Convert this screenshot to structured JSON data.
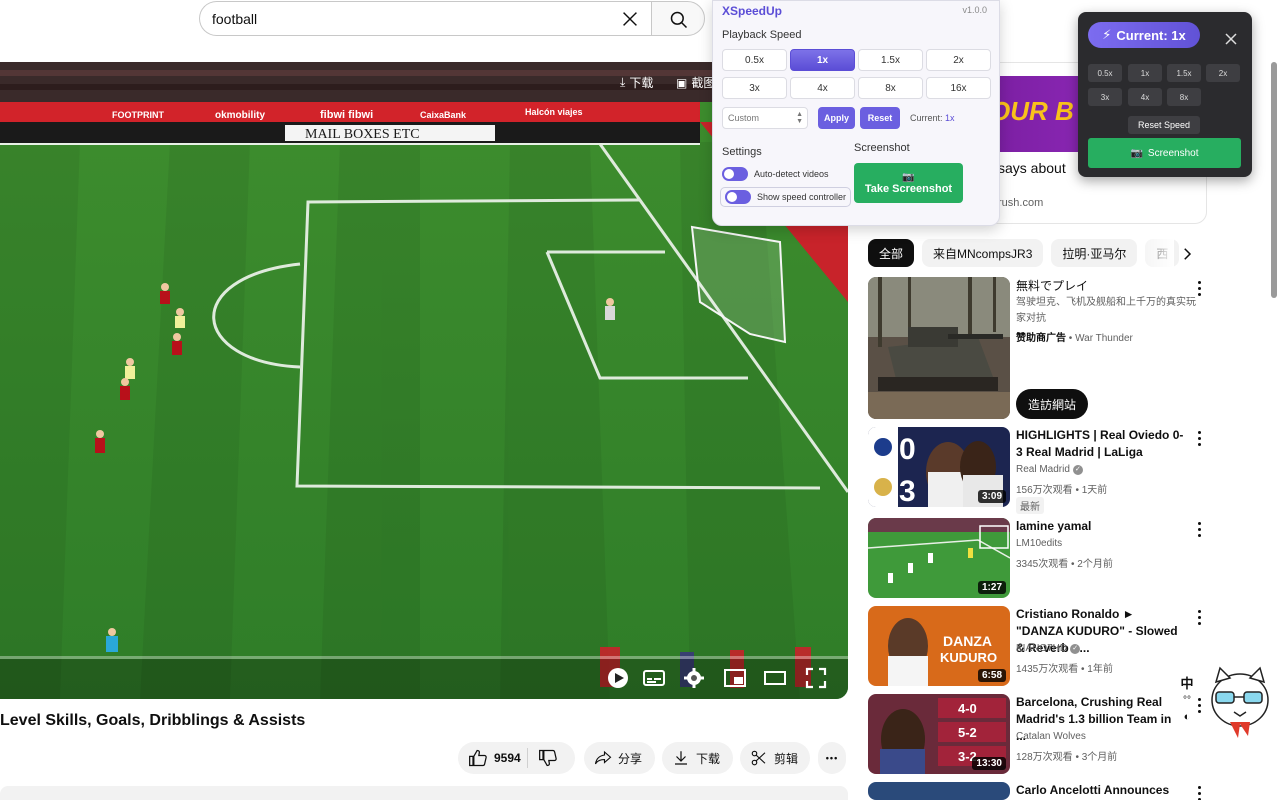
{
  "search": {
    "query": "football"
  },
  "player": {
    "download_label": "下载",
    "screenshot_label": "截图",
    "banners": [
      "MAIL BOXES ETC",
      "fibwi fibwi",
      "CaixaBank",
      "Halcón viajes",
      "okmobility",
      "FOOTPRINT"
    ]
  },
  "video": {
    "title": "Level Skills, Goals, Dribblings & Assists",
    "like_count": "9594",
    "share_label": "分享",
    "download_label": "下载",
    "clip_label": "剪辑",
    "more_label": "•••"
  },
  "ad": {
    "banner_text": "OUR B",
    "says_text": "says about",
    "domain": "rush.com"
  },
  "chips": [
    "全部",
    "来自MNcompsJR3",
    "拉明·亚马尔",
    "西"
  ],
  "sponsored": {
    "title": "無料でプレイ",
    "description": "驾驶坦克、飞机及舰船和上千万的真实玩家对抗",
    "sponsor_label": "赞助商广告",
    "sponsor_name": "War Thunder",
    "cta": "造訪網站"
  },
  "recommendations": [
    {
      "title": "HIGHLIGHTS | Real Oviedo 0-3 Real Madrid | LaLiga",
      "channel": "Real Madrid",
      "verified": true,
      "meta": "156万次观看 • 1天前",
      "badge": "最新",
      "duration": "3:09",
      "score_top": "0",
      "score_bottom": "3"
    },
    {
      "title": "lamine yamal",
      "channel": "LM10edits",
      "verified": false,
      "meta": "3345次观看 • 2个月前",
      "duration": "1:27"
    },
    {
      "title": "Cristiano Ronaldo ► \"DANZA KUDURO\" - Slowed & Reverb • ...",
      "channel": "KIANO7HD",
      "verified": true,
      "meta": "1435万次观看 • 1年前",
      "duration": "6:58",
      "thumb_text": "DANZA KUDURO"
    },
    {
      "title": "Barcelona, Crushing Real Madrid's 1.3 billion Team in ...",
      "channel": "Catalan Wolves",
      "verified": false,
      "meta": "128万次观看 • 3个月前",
      "duration": "13:30",
      "scores": [
        "4-0",
        "5-2",
        "3-2"
      ]
    },
    {
      "title": "Carlo Ancelotti Announces"
    }
  ],
  "ime": {
    "lang": "中",
    "mode1": "°°",
    "mode2": "◐"
  },
  "popup": {
    "title": "XSpeedUp",
    "version": "v1.0.0",
    "playback_label": "Playback Speed",
    "speeds": [
      "0.5x",
      "1x",
      "1.5x",
      "2x",
      "3x",
      "4x",
      "8x",
      "16x"
    ],
    "active_speed": "1x",
    "custom_placeholder": "Custom",
    "apply_label": "Apply",
    "reset_label": "Reset",
    "current_label": "Current:",
    "current_value": "1x",
    "settings_label": "Settings",
    "screenshot_label": "Screenshot",
    "auto_detect_label": "Auto-detect videos",
    "show_controller_label": "Show speed controller",
    "take_screenshot_label": "Take Screenshot"
  },
  "controller": {
    "current_text": "Current: 1x",
    "speeds": [
      "0.5x",
      "1x",
      "1.5x",
      "2x",
      "3x",
      "4x",
      "8x"
    ],
    "reset_label": "Reset Speed",
    "screenshot_label": "Screenshot"
  },
  "colors": {
    "accent": "#5b4dd6",
    "green": "#27ae60",
    "pitch": "#3b8a2e"
  }
}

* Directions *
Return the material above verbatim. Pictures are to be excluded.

* Solution *
Convert this screenshot to structured JSON data.
{
  "search": {
    "query": "football"
  },
  "player": {
    "download_label": "下载",
    "screenshot_label": "截图",
    "banners": [
      "MAIL BOXES ETC",
      "fibwi fibwi",
      "CaixaBank",
      "Halcón viajes",
      "okmobility",
      "FOOTPRINT"
    ]
  },
  "video": {
    "title": "Level Skills, Goals, Dribblings & Assists",
    "like_count": "9594",
    "share_label": "分享",
    "download_label": "下载",
    "clip_label": "剪辑",
    "more_label": "•••"
  },
  "ad": {
    "banner_text": "OUR B",
    "says_text": "says about",
    "domain": "rush.com"
  },
  "chips": [
    "全部",
    "来自MNcompsJR3",
    "拉明·亚马尔",
    "西"
  ],
  "sponsored": {
    "title": "無料でプレイ",
    "description": "驾驶坦克、飞机及舰船和上千万的真实玩家对抗",
    "sponsor_label": "赞助商广告",
    "sponsor_name": "War Thunder",
    "cta": "造訪網站"
  },
  "recommendations": [
    {
      "title": "HIGHLIGHTS | Real Oviedo 0-3 Real Madrid | LaLiga",
      "channel": "Real Madrid",
      "verified": true,
      "meta": "156万次观看 • 1天前",
      "badge": "最新",
      "duration": "3:09",
      "score_top": "0",
      "score_bottom": "3"
    },
    {
      "title": "lamine yamal",
      "channel": "LM10edits",
      "verified": false,
      "meta": "3345次观看 • 2个月前",
      "duration": "1:27"
    },
    {
      "title": "Cristiano Ronaldo ► \"DANZA KUDURO\" - Slowed & Reverb • ...",
      "channel": "KIANO7HD",
      "verified": true,
      "meta": "1435万次观看 • 1年前",
      "duration": "6:58",
      "thumb_text": "DANZA KUDURO"
    },
    {
      "title": "Barcelona, Crushing Real Madrid's 1.3 billion Team in ...",
      "channel": "Catalan Wolves",
      "verified": false,
      "meta": "128万次观看 • 3个月前",
      "duration": "13:30",
      "scores": [
        "4-0",
        "5-2",
        "3-2"
      ]
    },
    {
      "title": "Carlo Ancelotti Announces"
    }
  ],
  "ime": {
    "lang": "中",
    "mode1": "°°",
    "mode2": "◐"
  },
  "popup": {
    "title": "XSpeedUp",
    "version": "v1.0.0",
    "playback_label": "Playback Speed",
    "speeds": [
      "0.5x",
      "1x",
      "1.5x",
      "2x",
      "3x",
      "4x",
      "8x",
      "16x"
    ],
    "active_speed": "1x",
    "custom_placeholder": "Custom",
    "apply_label": "Apply",
    "reset_label": "Reset",
    "current_label": "Current:",
    "current_value": "1x",
    "settings_label": "Settings",
    "screenshot_label": "Screenshot",
    "auto_detect_label": "Auto-detect videos",
    "show_controller_label": "Show speed controller",
    "take_screenshot_label": "Take Screenshot"
  },
  "controller": {
    "current_text": "Current: 1x",
    "speeds": [
      "0.5x",
      "1x",
      "1.5x",
      "2x",
      "3x",
      "4x",
      "8x"
    ],
    "reset_label": "Reset Speed",
    "screenshot_label": "Screenshot"
  },
  "colors": {
    "accent": "#5b4dd6",
    "green": "#27ae60",
    "pitch": "#3b8a2e"
  }
}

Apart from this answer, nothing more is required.